--- START ---

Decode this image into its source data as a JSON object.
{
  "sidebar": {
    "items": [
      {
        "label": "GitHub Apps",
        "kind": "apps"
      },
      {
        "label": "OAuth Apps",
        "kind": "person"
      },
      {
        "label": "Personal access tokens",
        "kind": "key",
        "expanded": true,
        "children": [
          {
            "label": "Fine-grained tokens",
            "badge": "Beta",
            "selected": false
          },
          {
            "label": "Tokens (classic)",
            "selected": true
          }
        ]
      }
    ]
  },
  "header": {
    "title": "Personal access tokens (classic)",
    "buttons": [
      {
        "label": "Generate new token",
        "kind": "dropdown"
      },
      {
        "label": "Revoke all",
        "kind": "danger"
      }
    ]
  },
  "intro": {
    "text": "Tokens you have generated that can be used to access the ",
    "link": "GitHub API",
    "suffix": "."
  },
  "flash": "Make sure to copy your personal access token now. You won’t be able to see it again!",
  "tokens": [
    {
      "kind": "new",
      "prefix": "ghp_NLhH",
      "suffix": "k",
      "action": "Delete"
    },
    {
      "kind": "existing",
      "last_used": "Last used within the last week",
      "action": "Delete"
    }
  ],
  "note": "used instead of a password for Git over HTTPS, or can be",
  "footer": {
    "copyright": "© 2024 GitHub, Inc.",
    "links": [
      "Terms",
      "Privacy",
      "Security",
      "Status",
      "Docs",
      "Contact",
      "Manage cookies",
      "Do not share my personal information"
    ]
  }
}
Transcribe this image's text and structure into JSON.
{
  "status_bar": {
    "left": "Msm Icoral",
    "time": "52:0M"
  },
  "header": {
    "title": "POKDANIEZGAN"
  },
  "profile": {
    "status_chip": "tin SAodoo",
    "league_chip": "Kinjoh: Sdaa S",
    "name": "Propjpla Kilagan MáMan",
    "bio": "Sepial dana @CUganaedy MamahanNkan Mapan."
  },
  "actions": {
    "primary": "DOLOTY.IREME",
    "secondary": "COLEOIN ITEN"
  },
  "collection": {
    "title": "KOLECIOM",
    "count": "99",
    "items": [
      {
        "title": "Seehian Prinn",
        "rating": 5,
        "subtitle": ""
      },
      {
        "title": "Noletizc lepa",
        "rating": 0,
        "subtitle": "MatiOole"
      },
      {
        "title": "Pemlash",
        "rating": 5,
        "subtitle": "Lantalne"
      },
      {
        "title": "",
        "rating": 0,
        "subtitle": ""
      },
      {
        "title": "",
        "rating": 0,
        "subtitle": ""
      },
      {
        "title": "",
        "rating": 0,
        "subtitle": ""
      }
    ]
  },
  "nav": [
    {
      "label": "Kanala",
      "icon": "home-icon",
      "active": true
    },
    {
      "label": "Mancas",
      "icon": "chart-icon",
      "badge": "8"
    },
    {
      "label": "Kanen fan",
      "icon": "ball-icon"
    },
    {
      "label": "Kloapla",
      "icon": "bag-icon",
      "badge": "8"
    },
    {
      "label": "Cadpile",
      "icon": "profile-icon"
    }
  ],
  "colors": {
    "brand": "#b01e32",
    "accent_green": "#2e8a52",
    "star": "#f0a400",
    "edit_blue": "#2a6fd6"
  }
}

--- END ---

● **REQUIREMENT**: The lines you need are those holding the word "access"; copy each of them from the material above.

● **SOLUTION FOR THIS TASK**:
        "label": "Personal access tokens",
    "title": "Personal access tokens (classic)",
    "text": "Tokens you have generated that can be used to access the ",
  "flash": "Make sure to copy your personal access token now. You won’t be able to see it again!",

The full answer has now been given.